* _What to do_
Each line of the data below that holds the word "true" is to be reported in full.

- - -

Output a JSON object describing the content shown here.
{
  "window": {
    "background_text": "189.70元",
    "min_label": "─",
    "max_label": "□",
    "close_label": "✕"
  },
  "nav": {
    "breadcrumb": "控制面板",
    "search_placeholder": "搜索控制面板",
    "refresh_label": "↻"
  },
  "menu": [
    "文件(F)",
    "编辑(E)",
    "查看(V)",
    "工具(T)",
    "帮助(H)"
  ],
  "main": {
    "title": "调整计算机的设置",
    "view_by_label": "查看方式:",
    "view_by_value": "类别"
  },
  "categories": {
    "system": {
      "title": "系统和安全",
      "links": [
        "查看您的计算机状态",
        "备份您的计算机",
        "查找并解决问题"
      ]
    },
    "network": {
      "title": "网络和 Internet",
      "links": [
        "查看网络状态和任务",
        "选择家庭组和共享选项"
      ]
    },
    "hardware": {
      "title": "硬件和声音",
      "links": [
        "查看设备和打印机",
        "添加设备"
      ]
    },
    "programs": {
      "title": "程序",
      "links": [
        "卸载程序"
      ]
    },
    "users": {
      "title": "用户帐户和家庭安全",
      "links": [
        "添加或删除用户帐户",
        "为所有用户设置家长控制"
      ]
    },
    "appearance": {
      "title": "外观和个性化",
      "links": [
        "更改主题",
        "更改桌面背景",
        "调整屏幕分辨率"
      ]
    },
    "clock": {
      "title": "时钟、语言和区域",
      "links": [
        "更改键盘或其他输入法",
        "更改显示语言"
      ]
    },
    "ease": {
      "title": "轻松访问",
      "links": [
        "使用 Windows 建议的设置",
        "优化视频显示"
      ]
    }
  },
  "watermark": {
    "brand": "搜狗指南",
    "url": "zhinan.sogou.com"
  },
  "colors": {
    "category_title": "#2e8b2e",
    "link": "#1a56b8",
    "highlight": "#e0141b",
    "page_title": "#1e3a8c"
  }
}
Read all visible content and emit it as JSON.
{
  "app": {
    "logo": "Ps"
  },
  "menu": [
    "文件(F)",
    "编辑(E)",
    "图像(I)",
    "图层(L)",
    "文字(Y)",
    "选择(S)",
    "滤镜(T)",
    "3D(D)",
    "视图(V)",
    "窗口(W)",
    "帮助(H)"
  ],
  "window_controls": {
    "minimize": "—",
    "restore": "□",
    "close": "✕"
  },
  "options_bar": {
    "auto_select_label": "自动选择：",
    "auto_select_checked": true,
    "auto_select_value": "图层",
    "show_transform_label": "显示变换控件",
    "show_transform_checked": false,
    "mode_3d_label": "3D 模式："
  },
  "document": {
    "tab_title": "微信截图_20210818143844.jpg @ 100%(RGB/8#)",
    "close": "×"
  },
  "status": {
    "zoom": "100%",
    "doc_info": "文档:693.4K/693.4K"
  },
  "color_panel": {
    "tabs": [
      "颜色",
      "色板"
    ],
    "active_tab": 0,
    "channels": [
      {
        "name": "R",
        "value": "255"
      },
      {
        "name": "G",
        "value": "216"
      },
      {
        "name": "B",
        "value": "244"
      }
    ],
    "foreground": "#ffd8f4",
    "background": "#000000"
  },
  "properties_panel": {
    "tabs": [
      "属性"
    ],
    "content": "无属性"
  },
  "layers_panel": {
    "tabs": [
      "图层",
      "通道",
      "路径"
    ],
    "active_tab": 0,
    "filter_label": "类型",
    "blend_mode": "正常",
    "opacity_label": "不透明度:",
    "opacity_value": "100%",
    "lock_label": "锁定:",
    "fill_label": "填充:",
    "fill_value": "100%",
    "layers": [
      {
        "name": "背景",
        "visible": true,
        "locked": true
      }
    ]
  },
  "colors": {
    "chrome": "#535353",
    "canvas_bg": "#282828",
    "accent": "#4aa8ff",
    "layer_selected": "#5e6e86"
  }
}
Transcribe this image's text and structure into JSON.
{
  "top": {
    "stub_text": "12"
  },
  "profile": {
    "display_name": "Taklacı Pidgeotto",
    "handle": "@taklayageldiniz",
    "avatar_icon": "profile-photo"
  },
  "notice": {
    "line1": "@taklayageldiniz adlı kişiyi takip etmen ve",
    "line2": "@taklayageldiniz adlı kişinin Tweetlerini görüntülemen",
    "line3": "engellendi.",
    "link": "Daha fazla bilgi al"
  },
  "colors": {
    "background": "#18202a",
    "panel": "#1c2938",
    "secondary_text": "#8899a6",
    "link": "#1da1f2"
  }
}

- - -

* _Exercise answer_
    "auto_select_checked": true,
        "visible": true,
        "locked": true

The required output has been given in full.